• **Exercise instructions**
Write only the number of lines in the records beneath that hold "price".
(Records for processing Opens)
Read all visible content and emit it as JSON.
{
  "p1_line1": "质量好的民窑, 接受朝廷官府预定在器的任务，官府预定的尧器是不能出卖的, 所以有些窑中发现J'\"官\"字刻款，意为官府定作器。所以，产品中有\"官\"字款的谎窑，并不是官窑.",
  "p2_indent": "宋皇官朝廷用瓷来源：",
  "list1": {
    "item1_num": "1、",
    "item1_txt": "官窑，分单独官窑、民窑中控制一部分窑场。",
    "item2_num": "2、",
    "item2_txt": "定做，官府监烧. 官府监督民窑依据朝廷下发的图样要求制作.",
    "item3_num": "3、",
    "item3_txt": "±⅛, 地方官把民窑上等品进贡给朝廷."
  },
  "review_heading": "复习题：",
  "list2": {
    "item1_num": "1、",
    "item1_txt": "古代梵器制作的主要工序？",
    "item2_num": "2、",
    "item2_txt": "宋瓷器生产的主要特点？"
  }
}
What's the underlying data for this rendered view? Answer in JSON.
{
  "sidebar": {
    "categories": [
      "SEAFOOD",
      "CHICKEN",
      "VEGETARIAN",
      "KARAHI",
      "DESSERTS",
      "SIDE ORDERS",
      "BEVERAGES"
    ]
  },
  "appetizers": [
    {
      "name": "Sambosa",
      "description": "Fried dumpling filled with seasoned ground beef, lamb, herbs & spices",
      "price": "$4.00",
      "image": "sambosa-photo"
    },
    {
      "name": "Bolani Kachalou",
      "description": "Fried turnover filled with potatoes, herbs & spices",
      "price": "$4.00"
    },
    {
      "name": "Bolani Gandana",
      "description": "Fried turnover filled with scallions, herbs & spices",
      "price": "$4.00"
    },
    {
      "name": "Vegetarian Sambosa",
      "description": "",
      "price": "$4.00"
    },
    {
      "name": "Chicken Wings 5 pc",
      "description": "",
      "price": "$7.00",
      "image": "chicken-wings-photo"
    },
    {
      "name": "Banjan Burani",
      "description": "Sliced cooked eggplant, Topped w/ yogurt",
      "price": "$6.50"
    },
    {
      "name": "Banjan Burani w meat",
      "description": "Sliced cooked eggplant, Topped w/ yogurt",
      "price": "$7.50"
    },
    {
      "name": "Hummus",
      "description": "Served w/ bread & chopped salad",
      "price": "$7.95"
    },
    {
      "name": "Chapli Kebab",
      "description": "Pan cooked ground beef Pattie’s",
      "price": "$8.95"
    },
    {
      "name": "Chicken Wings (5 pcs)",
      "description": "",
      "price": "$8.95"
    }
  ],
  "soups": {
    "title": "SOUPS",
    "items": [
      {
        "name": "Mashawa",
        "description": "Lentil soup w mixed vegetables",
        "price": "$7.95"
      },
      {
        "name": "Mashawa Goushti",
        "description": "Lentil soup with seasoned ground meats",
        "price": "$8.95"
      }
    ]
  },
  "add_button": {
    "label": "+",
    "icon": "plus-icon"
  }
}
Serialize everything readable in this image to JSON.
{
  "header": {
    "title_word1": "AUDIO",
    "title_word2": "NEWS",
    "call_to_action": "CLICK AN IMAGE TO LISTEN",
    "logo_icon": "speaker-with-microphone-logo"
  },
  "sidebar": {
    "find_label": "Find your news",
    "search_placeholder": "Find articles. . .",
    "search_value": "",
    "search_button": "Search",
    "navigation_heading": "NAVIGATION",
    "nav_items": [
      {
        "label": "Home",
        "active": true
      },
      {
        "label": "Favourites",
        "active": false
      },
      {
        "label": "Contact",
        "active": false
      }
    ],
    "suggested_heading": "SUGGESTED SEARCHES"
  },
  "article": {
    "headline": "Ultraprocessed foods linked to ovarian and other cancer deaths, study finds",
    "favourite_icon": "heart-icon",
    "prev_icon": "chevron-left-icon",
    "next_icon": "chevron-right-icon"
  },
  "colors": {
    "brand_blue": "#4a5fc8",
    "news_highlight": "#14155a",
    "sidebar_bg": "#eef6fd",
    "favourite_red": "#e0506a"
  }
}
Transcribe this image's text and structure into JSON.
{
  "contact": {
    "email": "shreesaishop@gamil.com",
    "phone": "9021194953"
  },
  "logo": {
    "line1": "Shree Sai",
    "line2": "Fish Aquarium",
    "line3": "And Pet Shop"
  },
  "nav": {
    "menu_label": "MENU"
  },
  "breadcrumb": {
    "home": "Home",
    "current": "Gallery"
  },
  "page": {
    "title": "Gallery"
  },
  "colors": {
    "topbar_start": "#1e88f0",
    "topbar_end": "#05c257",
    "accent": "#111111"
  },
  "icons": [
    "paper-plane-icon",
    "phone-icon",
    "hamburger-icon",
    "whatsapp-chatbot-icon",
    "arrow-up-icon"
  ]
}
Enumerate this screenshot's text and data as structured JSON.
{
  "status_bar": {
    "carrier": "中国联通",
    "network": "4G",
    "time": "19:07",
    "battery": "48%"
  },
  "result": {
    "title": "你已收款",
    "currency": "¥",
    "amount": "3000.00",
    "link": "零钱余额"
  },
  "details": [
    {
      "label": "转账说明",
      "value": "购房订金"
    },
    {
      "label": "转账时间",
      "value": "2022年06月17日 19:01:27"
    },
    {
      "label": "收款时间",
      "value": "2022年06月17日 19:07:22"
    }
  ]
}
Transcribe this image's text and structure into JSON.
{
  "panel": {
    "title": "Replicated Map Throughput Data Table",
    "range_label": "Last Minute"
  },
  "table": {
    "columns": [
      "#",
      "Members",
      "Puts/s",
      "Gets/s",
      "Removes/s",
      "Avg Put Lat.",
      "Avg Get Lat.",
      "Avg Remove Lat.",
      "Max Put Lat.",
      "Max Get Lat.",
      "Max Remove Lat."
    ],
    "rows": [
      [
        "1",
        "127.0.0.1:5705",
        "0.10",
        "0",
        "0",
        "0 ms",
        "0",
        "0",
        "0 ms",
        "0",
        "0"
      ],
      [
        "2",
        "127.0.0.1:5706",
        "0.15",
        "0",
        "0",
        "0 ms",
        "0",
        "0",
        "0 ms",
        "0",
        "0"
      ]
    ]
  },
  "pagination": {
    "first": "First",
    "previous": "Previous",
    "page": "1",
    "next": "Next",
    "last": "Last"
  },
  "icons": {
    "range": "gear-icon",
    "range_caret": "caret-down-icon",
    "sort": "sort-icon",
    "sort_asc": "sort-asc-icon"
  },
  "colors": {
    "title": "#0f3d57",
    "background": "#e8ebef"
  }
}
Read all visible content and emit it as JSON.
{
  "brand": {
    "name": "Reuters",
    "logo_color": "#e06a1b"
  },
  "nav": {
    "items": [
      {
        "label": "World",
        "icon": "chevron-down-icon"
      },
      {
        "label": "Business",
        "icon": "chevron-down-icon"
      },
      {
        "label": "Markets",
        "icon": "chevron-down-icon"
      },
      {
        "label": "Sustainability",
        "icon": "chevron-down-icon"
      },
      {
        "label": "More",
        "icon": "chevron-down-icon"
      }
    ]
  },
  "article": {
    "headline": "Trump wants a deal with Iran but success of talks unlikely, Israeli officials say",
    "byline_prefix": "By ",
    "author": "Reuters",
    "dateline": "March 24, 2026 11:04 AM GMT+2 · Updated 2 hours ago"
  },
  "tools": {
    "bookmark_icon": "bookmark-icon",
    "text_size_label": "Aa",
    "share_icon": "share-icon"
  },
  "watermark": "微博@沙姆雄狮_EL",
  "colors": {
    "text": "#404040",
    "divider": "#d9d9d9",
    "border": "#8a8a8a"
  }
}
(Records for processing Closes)
• **Problem solution**
12